Activity: In the listing below, find each line that holds the string "records" and copy it.
------------------------------
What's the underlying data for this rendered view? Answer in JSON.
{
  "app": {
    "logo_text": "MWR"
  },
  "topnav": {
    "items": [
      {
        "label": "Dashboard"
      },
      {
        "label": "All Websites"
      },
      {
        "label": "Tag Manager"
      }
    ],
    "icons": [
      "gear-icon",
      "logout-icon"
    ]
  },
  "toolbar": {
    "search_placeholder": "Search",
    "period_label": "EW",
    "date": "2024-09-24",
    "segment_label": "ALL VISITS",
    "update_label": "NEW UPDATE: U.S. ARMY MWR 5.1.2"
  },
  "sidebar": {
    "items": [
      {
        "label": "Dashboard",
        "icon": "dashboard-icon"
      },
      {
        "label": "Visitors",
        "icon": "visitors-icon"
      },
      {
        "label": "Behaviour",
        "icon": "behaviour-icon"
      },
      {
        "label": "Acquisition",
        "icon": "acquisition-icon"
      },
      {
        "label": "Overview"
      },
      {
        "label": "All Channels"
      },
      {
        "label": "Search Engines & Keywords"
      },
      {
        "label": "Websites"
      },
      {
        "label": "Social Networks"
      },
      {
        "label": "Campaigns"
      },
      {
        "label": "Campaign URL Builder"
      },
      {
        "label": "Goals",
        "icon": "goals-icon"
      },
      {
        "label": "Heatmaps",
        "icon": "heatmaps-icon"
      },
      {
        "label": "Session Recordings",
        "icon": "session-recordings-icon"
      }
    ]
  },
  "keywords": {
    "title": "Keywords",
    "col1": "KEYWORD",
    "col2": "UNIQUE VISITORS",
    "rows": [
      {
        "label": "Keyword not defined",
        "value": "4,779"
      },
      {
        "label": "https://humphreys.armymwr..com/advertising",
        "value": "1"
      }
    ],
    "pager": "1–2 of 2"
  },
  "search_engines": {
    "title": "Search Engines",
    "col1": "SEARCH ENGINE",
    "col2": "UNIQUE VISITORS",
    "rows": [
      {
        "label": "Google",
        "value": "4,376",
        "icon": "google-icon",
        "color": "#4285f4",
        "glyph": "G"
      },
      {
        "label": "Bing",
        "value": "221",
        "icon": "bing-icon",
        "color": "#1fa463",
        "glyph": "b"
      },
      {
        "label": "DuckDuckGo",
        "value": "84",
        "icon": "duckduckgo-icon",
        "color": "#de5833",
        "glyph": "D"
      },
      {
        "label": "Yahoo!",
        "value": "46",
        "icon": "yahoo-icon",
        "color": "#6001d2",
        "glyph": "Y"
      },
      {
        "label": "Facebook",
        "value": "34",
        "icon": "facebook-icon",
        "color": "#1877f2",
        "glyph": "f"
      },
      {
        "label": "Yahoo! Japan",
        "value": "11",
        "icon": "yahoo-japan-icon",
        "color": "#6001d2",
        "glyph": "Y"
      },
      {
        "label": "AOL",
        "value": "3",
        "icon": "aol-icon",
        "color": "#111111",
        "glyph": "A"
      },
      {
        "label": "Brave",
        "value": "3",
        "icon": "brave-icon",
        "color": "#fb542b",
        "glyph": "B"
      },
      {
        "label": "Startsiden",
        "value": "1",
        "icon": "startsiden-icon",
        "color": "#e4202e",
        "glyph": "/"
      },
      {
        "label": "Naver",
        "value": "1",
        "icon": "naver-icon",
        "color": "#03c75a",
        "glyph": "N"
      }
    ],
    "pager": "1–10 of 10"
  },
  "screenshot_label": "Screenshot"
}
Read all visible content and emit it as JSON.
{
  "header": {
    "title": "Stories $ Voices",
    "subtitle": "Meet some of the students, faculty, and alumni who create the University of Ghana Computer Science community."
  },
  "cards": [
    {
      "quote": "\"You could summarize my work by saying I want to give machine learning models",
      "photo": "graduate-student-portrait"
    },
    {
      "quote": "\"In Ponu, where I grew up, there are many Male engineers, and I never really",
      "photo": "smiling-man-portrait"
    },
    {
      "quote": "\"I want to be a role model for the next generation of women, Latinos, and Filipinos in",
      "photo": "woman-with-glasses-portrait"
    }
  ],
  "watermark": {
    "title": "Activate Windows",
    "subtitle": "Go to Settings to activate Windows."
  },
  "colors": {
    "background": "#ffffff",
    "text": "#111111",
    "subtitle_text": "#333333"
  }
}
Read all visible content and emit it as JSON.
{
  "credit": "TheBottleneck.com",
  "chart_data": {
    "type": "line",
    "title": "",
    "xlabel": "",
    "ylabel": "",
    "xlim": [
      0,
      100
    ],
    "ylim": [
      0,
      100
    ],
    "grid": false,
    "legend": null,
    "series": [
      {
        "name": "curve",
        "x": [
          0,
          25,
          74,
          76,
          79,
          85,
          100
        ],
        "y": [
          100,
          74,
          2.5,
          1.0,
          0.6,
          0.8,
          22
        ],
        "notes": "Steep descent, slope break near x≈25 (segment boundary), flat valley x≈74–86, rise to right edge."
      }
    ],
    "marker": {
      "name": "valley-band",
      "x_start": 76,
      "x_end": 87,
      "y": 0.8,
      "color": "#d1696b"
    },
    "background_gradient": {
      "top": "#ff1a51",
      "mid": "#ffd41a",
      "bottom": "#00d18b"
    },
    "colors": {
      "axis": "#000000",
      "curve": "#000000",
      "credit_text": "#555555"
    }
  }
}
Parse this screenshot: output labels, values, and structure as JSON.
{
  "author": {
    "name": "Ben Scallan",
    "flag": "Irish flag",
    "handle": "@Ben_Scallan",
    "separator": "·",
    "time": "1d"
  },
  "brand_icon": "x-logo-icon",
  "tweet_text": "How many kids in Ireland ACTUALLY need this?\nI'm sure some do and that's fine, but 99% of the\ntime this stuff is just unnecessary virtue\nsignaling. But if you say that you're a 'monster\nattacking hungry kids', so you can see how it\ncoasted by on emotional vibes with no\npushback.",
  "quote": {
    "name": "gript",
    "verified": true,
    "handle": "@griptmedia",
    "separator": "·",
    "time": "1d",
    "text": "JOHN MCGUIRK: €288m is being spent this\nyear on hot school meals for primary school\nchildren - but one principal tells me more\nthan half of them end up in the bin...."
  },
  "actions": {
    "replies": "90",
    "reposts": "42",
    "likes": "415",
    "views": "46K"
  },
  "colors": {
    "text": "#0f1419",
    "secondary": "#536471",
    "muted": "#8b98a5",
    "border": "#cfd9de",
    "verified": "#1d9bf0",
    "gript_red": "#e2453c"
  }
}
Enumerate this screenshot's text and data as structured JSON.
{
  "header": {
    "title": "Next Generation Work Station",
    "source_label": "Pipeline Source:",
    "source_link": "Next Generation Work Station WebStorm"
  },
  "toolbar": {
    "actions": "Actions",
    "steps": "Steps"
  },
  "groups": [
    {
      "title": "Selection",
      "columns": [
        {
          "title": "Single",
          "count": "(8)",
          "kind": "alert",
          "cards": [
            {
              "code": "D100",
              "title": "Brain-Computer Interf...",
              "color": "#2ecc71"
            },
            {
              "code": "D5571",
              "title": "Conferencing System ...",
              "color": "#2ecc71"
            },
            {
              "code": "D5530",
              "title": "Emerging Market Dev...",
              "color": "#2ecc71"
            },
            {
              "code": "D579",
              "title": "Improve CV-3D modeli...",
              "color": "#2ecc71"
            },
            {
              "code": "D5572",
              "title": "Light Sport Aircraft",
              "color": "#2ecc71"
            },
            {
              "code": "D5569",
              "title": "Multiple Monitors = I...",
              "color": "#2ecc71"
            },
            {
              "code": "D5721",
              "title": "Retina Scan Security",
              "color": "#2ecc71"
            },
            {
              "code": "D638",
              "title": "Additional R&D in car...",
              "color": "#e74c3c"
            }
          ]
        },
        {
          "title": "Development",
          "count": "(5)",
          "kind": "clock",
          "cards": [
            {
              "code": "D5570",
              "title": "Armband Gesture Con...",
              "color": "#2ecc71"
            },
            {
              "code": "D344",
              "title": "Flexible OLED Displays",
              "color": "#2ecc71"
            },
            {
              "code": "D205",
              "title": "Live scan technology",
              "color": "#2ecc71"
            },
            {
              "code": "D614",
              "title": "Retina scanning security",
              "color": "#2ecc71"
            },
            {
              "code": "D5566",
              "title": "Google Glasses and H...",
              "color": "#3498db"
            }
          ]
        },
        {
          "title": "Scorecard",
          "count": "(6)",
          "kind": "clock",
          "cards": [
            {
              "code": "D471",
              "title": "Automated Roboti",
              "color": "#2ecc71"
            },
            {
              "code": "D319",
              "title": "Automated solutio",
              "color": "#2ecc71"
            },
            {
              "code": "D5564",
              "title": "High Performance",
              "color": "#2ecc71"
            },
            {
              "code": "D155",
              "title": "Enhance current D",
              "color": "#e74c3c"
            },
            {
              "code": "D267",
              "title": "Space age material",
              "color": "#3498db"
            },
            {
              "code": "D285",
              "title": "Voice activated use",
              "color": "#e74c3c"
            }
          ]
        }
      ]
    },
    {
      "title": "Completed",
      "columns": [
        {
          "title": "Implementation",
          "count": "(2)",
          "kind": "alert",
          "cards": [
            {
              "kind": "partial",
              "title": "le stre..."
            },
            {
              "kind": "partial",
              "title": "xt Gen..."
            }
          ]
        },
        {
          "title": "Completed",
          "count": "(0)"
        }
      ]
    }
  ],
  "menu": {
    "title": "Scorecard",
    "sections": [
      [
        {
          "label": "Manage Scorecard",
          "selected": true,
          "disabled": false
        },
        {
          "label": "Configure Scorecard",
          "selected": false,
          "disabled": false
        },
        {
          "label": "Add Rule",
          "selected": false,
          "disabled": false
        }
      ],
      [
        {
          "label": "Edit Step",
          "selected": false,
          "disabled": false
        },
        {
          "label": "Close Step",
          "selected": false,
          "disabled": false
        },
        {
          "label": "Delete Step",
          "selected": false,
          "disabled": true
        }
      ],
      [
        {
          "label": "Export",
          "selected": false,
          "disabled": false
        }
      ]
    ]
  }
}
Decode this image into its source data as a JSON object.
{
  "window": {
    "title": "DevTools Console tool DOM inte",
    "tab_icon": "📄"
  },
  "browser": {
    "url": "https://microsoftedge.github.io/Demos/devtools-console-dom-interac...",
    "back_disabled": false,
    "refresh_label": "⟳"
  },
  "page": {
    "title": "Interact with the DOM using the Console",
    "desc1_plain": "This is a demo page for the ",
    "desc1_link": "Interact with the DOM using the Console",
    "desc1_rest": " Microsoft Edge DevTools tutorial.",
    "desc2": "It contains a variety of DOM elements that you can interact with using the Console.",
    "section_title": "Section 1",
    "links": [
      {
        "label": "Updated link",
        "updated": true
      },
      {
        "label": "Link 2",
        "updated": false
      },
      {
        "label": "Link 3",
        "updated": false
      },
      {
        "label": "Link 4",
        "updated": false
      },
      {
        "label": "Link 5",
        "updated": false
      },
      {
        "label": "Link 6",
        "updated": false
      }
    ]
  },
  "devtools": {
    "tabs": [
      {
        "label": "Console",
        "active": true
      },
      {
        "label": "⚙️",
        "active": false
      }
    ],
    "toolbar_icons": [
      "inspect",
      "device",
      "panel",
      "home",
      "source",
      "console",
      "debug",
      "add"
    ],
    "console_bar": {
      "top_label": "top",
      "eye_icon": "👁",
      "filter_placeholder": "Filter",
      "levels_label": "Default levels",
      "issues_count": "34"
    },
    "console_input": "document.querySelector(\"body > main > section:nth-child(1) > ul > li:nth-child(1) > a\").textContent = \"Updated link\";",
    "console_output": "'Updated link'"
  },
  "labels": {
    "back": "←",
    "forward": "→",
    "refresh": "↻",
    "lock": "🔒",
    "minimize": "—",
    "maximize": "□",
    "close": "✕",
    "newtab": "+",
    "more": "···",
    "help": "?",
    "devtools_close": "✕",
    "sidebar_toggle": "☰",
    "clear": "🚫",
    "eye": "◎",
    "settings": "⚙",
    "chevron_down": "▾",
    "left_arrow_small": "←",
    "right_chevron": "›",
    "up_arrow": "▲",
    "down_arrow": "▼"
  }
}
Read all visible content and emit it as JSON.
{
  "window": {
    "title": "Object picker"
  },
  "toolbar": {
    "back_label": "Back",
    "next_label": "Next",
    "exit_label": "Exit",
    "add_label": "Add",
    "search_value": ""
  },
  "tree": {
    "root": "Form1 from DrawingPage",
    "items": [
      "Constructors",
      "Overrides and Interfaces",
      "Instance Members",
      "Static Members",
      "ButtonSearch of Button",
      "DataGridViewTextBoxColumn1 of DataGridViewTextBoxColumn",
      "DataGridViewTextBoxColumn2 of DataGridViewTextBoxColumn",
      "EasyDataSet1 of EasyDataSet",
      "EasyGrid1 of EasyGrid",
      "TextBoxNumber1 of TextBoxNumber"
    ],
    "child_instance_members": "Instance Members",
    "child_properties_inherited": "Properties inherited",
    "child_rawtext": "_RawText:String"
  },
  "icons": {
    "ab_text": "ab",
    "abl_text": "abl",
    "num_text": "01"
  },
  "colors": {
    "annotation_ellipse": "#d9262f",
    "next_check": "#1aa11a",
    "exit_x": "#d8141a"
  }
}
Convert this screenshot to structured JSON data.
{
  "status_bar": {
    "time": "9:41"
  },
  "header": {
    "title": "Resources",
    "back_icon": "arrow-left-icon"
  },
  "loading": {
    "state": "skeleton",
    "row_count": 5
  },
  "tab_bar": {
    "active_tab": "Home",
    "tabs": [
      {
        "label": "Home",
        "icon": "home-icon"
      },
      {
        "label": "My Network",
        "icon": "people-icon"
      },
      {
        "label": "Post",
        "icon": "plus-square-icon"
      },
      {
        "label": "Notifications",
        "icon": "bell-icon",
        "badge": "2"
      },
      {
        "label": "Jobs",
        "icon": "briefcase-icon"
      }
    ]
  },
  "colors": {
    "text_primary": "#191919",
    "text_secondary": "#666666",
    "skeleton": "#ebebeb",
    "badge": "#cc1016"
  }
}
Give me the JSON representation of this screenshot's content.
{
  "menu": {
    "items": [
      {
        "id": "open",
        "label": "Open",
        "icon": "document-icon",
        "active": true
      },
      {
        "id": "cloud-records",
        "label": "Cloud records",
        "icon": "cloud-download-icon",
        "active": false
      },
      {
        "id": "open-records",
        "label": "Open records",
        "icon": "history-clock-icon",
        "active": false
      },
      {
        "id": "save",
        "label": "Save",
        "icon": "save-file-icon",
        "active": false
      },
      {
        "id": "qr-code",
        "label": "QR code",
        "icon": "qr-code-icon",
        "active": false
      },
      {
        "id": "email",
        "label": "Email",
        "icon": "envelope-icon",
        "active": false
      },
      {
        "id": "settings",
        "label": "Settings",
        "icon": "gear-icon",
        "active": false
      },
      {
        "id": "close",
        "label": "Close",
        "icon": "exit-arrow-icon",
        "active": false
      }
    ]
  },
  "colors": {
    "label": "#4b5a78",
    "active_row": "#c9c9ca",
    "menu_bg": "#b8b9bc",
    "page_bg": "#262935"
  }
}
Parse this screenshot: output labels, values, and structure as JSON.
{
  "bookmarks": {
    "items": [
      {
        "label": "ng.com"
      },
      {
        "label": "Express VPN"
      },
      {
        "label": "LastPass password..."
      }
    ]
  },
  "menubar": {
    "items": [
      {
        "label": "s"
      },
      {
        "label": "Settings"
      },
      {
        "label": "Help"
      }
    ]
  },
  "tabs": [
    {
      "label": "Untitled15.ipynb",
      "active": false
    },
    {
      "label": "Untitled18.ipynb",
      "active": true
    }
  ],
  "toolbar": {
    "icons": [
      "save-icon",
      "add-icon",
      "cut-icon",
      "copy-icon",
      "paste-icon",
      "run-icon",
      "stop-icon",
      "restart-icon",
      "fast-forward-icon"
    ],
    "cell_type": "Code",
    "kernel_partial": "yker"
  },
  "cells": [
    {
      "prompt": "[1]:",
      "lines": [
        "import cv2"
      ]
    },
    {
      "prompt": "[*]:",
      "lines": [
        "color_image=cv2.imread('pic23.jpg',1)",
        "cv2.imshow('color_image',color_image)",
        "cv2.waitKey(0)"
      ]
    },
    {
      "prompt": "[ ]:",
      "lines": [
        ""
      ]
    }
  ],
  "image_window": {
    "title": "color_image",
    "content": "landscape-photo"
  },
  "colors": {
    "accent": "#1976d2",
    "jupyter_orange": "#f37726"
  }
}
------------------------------
Answer:
        "id": "cloud-records",
        "label": "Cloud records",
        "id": "open-records",
        "label": "Open records",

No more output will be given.